I have been thinking about what I want my first day of classes to look like (I can’t believe it is less than a month away!) and I found a card sort online that I have modified into a worksheet. I already have other activities planned as well for the first day of Algebra II (School Fever!) but then I am going to have students work in partners on some graphs. I am going to have them highlight what they think is the correct graph in the situation and I am not really going to be helpful. I want them working together, figuring out how to work with a partner, and take chances. I want every student to have a highlighter so when if they mess up, they CANNOT erase! I think it is important on the first day of school to let them know that making mistakes is okay and I expect them. I want to focus on praising them for their thinking. I also like that I can have students start using the model types we talk about on day one and get used to using math vocabulary.
You may have seen this somewhere else as a card sort (honestly can’t remember where I got this from so I can’t give credit) but here is my version that I am going to use on my first day with my Algebra II students:
As I am slowly starting to look through files from last year, I found this worksheet a colleague made that I thought was really great. Students had to check their homework answers by matching them up with the corresponding problem number. This happened to be on properties of exponents but I am sure you could use this for many other assignments. When students did not find a match, it opened up an opportunity for discussion and working with each other ensued. It is getting me to think about how I need to vary checking in the homework every day and do a better job at that this year instead of my standard walk around the room and look at it approach. I actually like my standard approach but I wonder what I miss out on learning from my students if I were to mix it up and try collecting a problem or two every once and awhile, give a homework quiz, etc.
Here is the document so you can see what I am talking about. Do you have a different way to assess homework? I would love to hear it.
At the end of the school year, I always give my students a survey to hear their thoughts about what they liked about our class and what the disliked. I tell them to be honest (they don’t even have to put their name on it) and I always get some really useful feedback.
I was reading some of their thoughts and I was really amazed that I stuck with doing an opener almost every day when the students walked in for some consistency and many of them said that it really helped! A few said that we should break away from that once in a while (even though I know I did but maybe not apparent enough or needs to happen more often).

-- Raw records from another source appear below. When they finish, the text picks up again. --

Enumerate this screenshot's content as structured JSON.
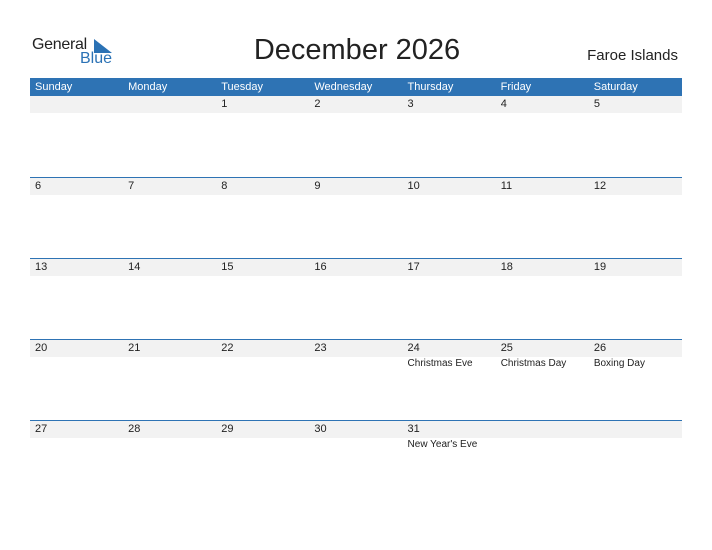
{
  "logo": {
    "general": "General",
    "blue": "Blue"
  },
  "title": "December 2026",
  "country": "Faroe Islands",
  "colors": {
    "accent": "#2e73b4",
    "band": "#f2f2f2"
  },
  "weekdays": [
    "Sunday",
    "Monday",
    "Tuesday",
    "Wednesday",
    "Thursday",
    "Friday",
    "Saturday"
  ],
  "weeks": [
    [
      {
        "day": ""
      },
      {
        "day": ""
      },
      {
        "day": "1"
      },
      {
        "day": "2"
      },
      {
        "day": "3"
      },
      {
        "day": "4"
      },
      {
        "day": "5"
      }
    ],
    [
      {
        "day": "6"
      },
      {
        "day": "7"
      },
      {
        "day": "8"
      },
      {
        "day": "9"
      },
      {
        "day": "10"
      },
      {
        "day": "11"
      },
      {
        "day": "12"
      }
    ],
    [
      {
        "day": "13"
      },
      {
        "day": "14"
      },
      {
        "day": "15"
      },
      {
        "day": "16"
      },
      {
        "day": "17"
      },
      {
        "day": "18"
      },
      {
        "day": "19"
      }
    ],
    [
      {
        "day": "20"
      },
      {
        "day": "21"
      },
      {
        "day": "22"
      },
      {
        "day": "23"
      },
      {
        "day": "24",
        "event": "Christmas Eve"
      },
      {
        "day": "25",
        "event": "Christmas Day"
      },
      {
        "day": "26",
        "event": "Boxing Day"
      }
    ],
    [
      {
        "day": "27"
      },
      {
        "day": "28"
      },
      {
        "day": "29"
      },
      {
        "day": "30"
      },
      {
        "day": "31",
        "event": "New Year's Eve"
      },
      {
        "day": ""
      },
      {
        "day": ""
      }
    ]
  ]
}
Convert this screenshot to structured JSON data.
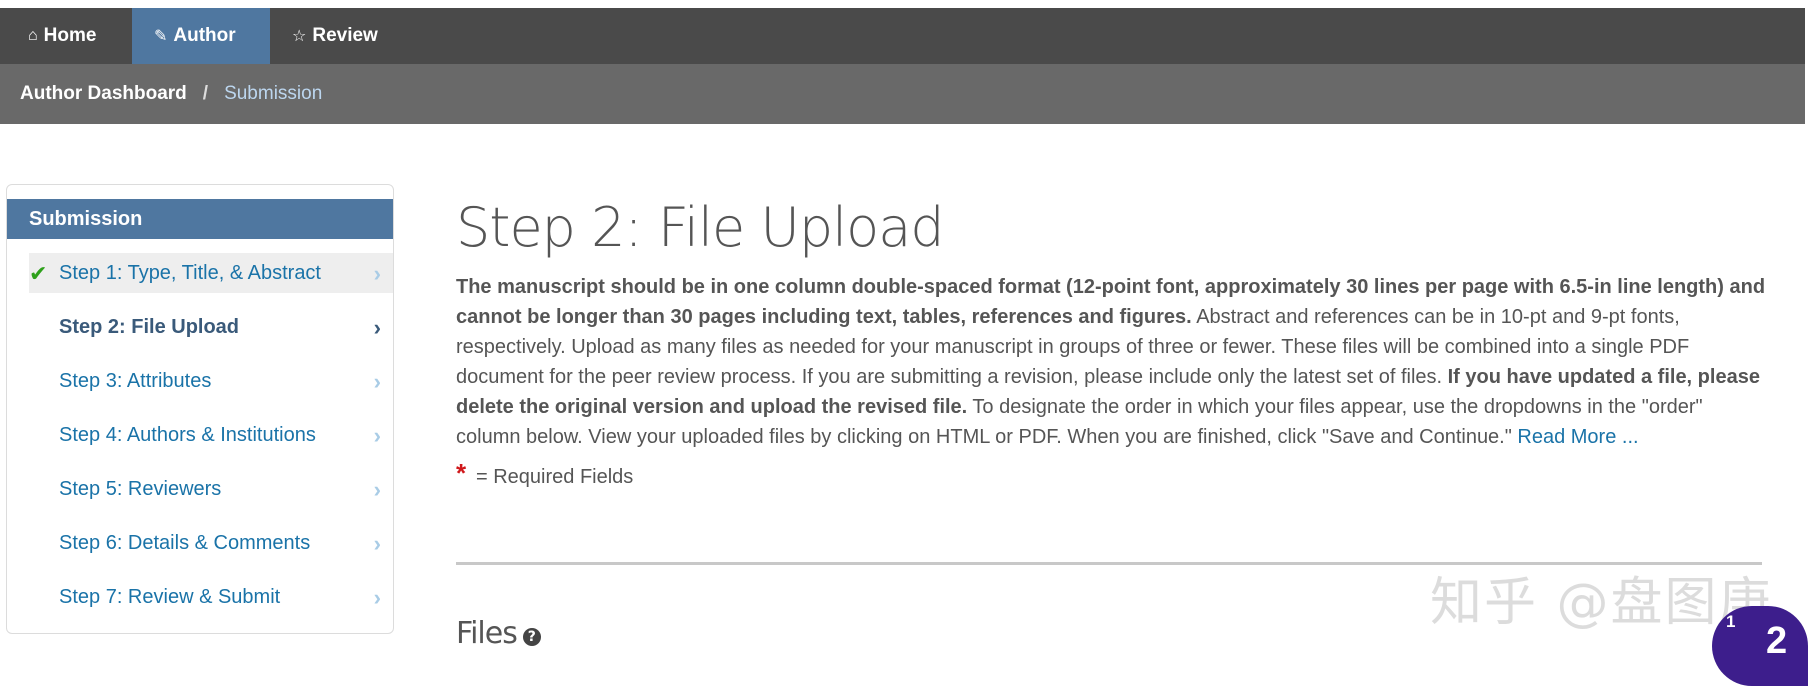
{
  "nav": {
    "tabs": [
      {
        "label": "Home",
        "icon": "home-icon",
        "glyph": "⌂"
      },
      {
        "label": "Author",
        "icon": "pencil-icon",
        "glyph": "✎"
      },
      {
        "label": "Review",
        "icon": "comment-icon",
        "glyph": "☆"
      }
    ],
    "active_tab": "Author"
  },
  "breadcrumb": {
    "root": "Author Dashboard",
    "separator": "/",
    "current": "Submission"
  },
  "sidebar": {
    "title": "Submission",
    "steps": [
      {
        "label": "Step 1: Type, Title, & Abstract",
        "status": "complete"
      },
      {
        "label": "Step 2: File Upload",
        "status": "current"
      },
      {
        "label": "Step 3: Attributes",
        "status": "pending"
      },
      {
        "label": "Step 4: Authors & Institutions",
        "status": "pending"
      },
      {
        "label": "Step 5: Reviewers",
        "status": "pending"
      },
      {
        "label": "Step 6: Details & Comments",
        "status": "pending"
      },
      {
        "label": "Step 7: Review & Submit",
        "status": "pending"
      }
    ],
    "check_glyph": "✔",
    "chevron_glyph": "›"
  },
  "main": {
    "title": "Step 2: File Upload",
    "desc_bold1": "The manuscript should be in one column double-spaced format (12-point font, approximately 30 lines per page with 6.5-in line length) and cannot be longer than 30 pages including text, tables, references and figures.",
    "desc_text1": " Abstract and references can be in 10-pt and 9-pt fonts, respectively. Upload as many files as needed for your manuscript in groups of three or fewer. These files will be combined into a single PDF document for the peer review process. If you are submitting a revision, please include only the latest set of files. ",
    "desc_bold2": "If you have updated a file, please delete the original version and upload the revised file.",
    "desc_text2": " To designate the order in which your files appear, use the dropdowns in the \"order\" column below. View your uploaded files by clicking on HTML or PDF. When you are finished, click \"Save and Continue.\" ",
    "read_more": "Read More ...",
    "required_star": "*",
    "required_text": "= Required Fields",
    "files_heading": "Files",
    "help_glyph": "?"
  },
  "watermark": "知乎 @盘图庚",
  "chat": {
    "count": "1",
    "glyph": "2"
  },
  "colors": {
    "topbar": "#4a4a4a",
    "active_tab": "#4f77a0",
    "breadcrumb_bar": "#696969",
    "link": "#1a73a8",
    "check": "#2ea11b",
    "required": "#d0181b",
    "chat": "#3d1e8c"
  }
}
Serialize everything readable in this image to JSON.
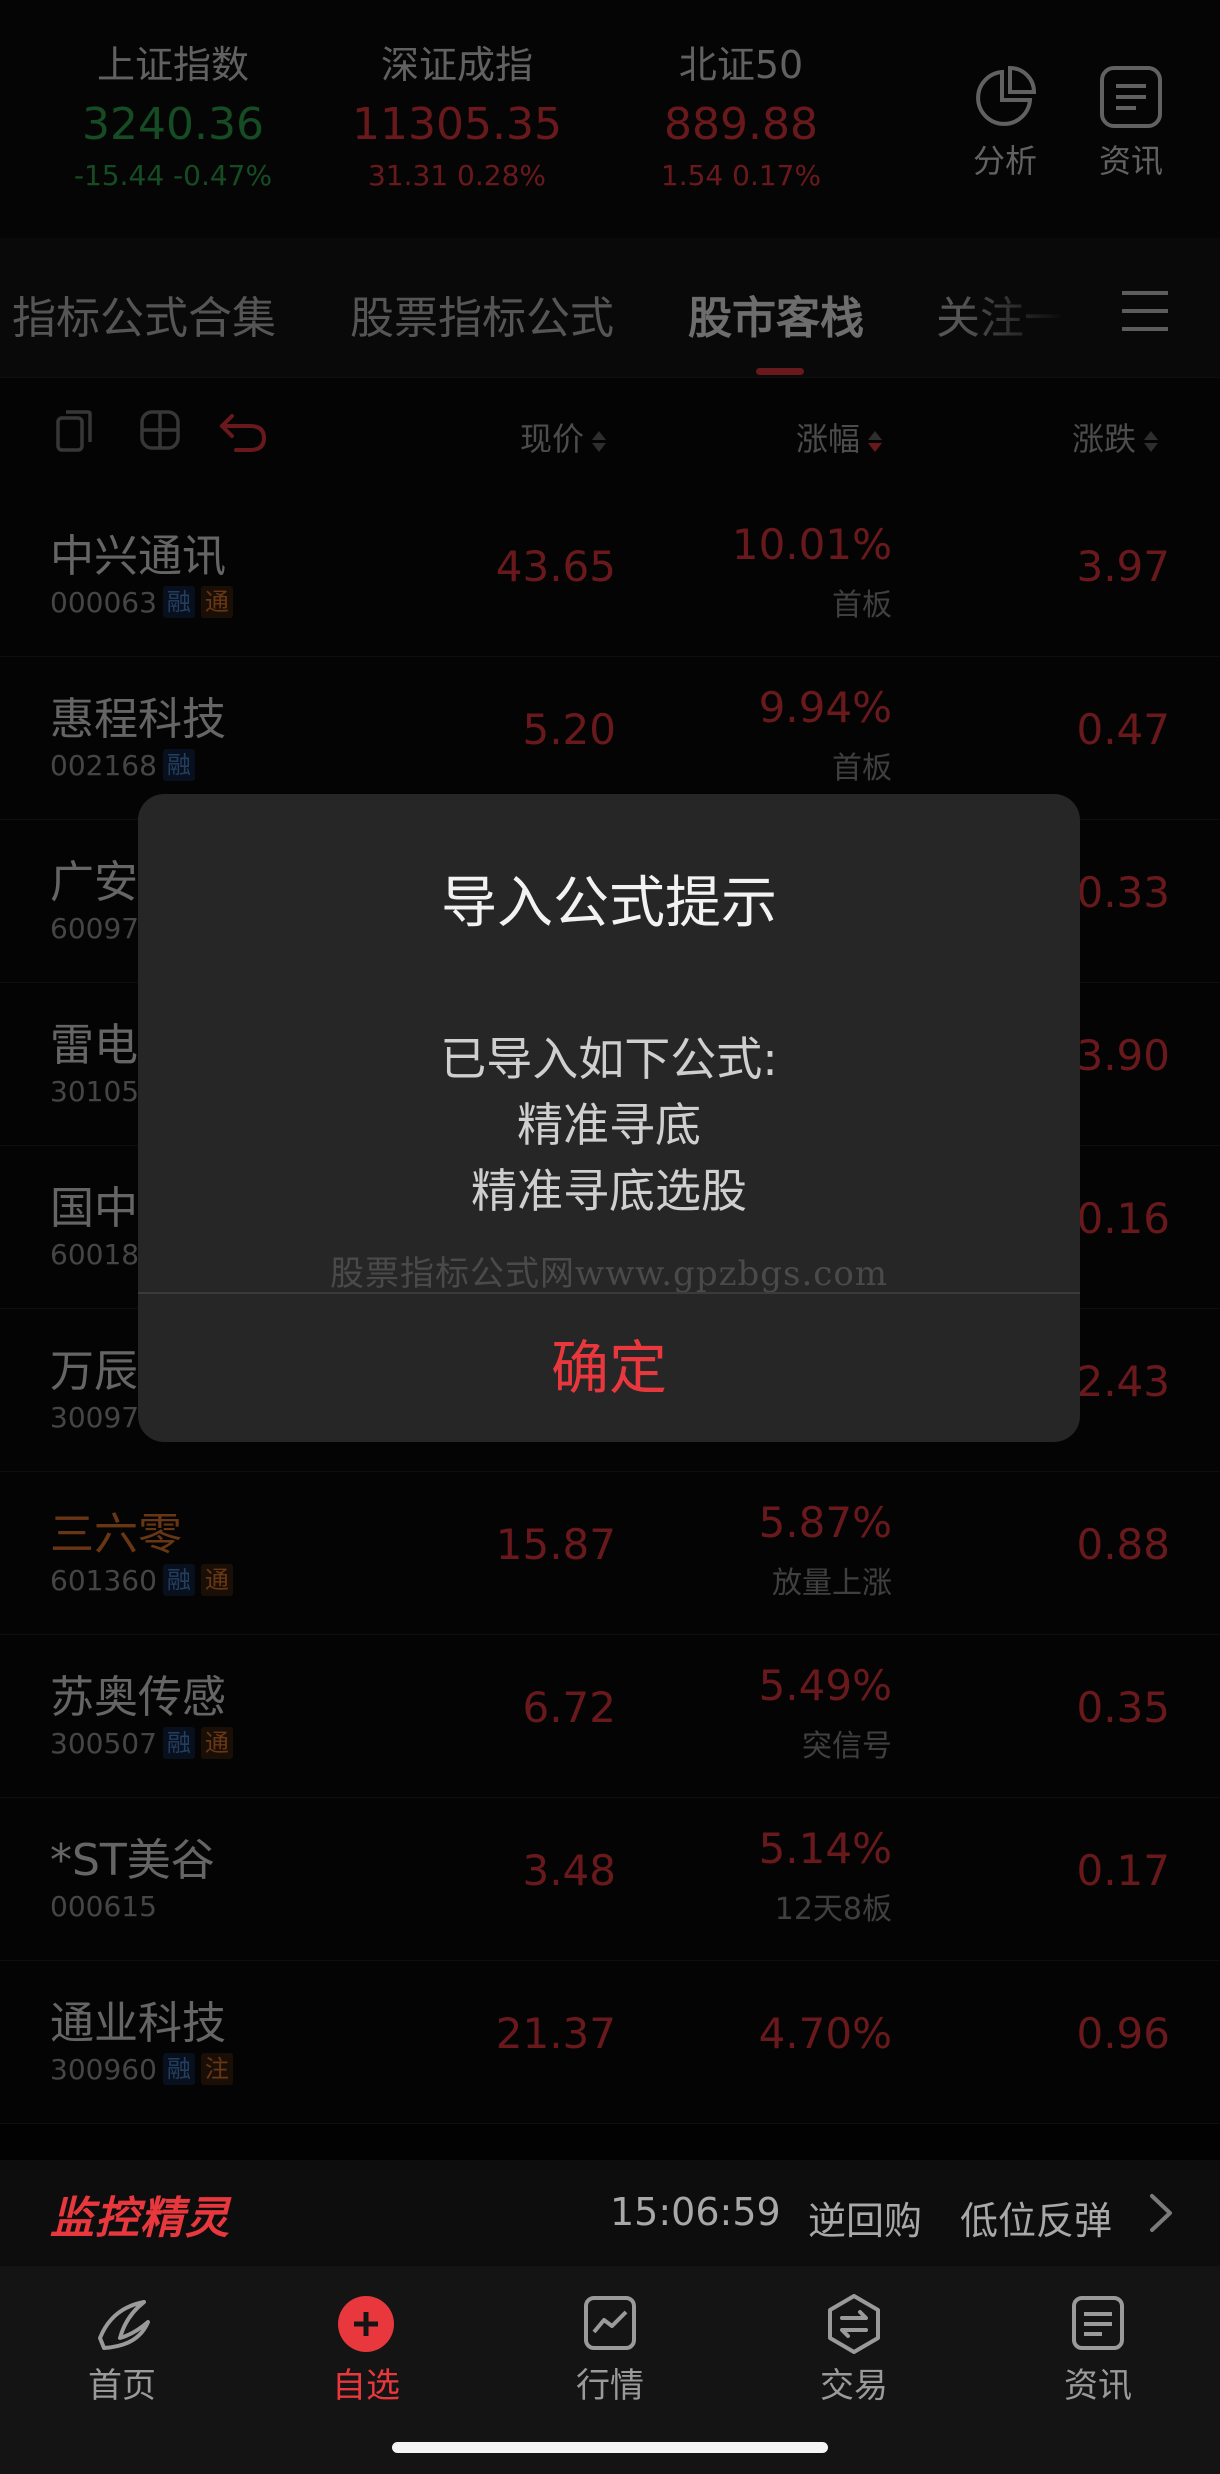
{
  "indices": [
    {
      "name": "上证指数",
      "value": "3240.36",
      "change": "-15.44  -0.47%",
      "trend": "down"
    },
    {
      "name": "深证成指",
      "value": "11305.35",
      "change": "31.31  0.28%",
      "trend": "up"
    },
    {
      "name": "北证50",
      "value": "889.88",
      "change": "1.54  0.17%",
      "trend": "up"
    }
  ],
  "top_buttons": {
    "analysis": "分析",
    "news": "资讯"
  },
  "tabs": [
    "指标公式合集",
    "股票指标公式",
    "股市客栈",
    "关注一"
  ],
  "columns": {
    "price": "现价",
    "pct": "涨幅",
    "change": "涨跌"
  },
  "stocks": [
    {
      "name": "中兴通讯",
      "code": "000063",
      "tags": [
        "融",
        "通"
      ],
      "price": "43.65",
      "pct": "10.01%",
      "note": "首板",
      "change": "3.97"
    },
    {
      "name": "惠程科技",
      "code": "002168",
      "tags": [
        "融"
      ],
      "price": "5.20",
      "pct": "9.94%",
      "note": "首板",
      "change": "0.47"
    },
    {
      "name": "广安",
      "code": "60097",
      "change": "0.33"
    },
    {
      "name": "雷电",
      "code": "30105",
      "change": "3.90"
    },
    {
      "name": "国中",
      "code": "60018",
      "change": "0.16"
    },
    {
      "name": "万辰",
      "code": "30097",
      "change": "2.43"
    },
    {
      "name": "三六零",
      "code": "601360",
      "tags": [
        "融",
        "通"
      ],
      "price": "15.87",
      "pct": "5.87%",
      "note": "放量上涨",
      "change": "0.88"
    },
    {
      "name": "苏奥传感",
      "code": "300507",
      "tags": [
        "融",
        "通"
      ],
      "price": "6.72",
      "pct": "5.49%",
      "note": "突信号",
      "change": "0.35"
    },
    {
      "name": "*ST美谷",
      "code": "000615",
      "tags": [],
      "price": "3.48",
      "pct": "5.14%",
      "note": "12天8板",
      "change": "0.17"
    },
    {
      "name": "通业科技",
      "code": "300960",
      "tags": [
        "融",
        "注"
      ],
      "price": "21.37",
      "pct": "4.70%",
      "note": "",
      "change": "0.96"
    }
  ],
  "modal": {
    "title": "导入公式提示",
    "line1": "已导入如下公式:",
    "line2": "精准寻底",
    "line3": "精准寻底选股",
    "watermark": "股票指标公式网www.gpzbgs.com",
    "confirm": "确定"
  },
  "monitor": {
    "brand": "监控精灵",
    "time": "15:06:59",
    "tip1": "逆回购",
    "tip2": "低位反弹"
  },
  "nav": [
    "首页",
    "自选",
    "行情",
    "交易",
    "资讯"
  ],
  "colors": {
    "up": "#e8383d",
    "down": "#2fa84f",
    "accent": "#e8383d",
    "highlight_name": "#e9792b"
  }
}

I have put the survey I used this year below. I would be curious to know if anyone else uses something like this or maybe has better questions I should be asking? I kind of like that is open-ended for them. I am thinking of trying maybe some smaller ones at the end of the quarter to maybe get some more feedback and try to make some changes during the school year too.
In order to force myself to blog once a week, I may just pick random things to blog about and I have decided that this is okay since it is my blog and I can do whatever I want right?
One of my favorite units is Probability. I like that it appears really easy and then can crush your soul as you try to figure them out…okay I don’t actually like that part but I do love playing games to figure things out! One activity that we did in class, that turned out to be a huge success, was to watch a Jimmy Fallon video. We watched this one where he plays egg roulette with Bradley Cooper: Jimmy Fallon Egg Roulette
Before I had covered the words and/or I had them watch parts of this and I kept pausing the video asking them what questions they had and then also had them answer questions I had. These include but not limited to:
- How many eggs are there right now?
- What is the probability of success (we defined success to be not getting yolk in your face)
- What is the probability of failure (great way to introduce these terms to because it made sense to the students which one was which and they came up with it on their own!)
- What is the probability Jimmy smashes an egg on his head? Does it matter what previously happened?
It was interesting that some of my students still struggled initially with the fact that the probability of success changed throughout and didn’t stay constant. Answers like karma or he is on a lucky streak popped up and we talked about the validity of those types of things. All of this even spring-boarded us into the concept of replacement vs. non-replacement with things like a bag of marbles and the probability of drawing one. Students for the next week kept saying things like “This is just like the Jimmy Fallon video so we subtract one each time.”
It was great that one video got them so engaged, interested in the subject, cleared up some misconceptions, and helped motivate some of our other topics. I swear it felt like it took half the class period to watch this video with my stopping to ask questions and facilitate discussion but I know it was totally worth it! I knew watching Jimmy Fallon was going to be good for something! Thanks Jimmy…you rock!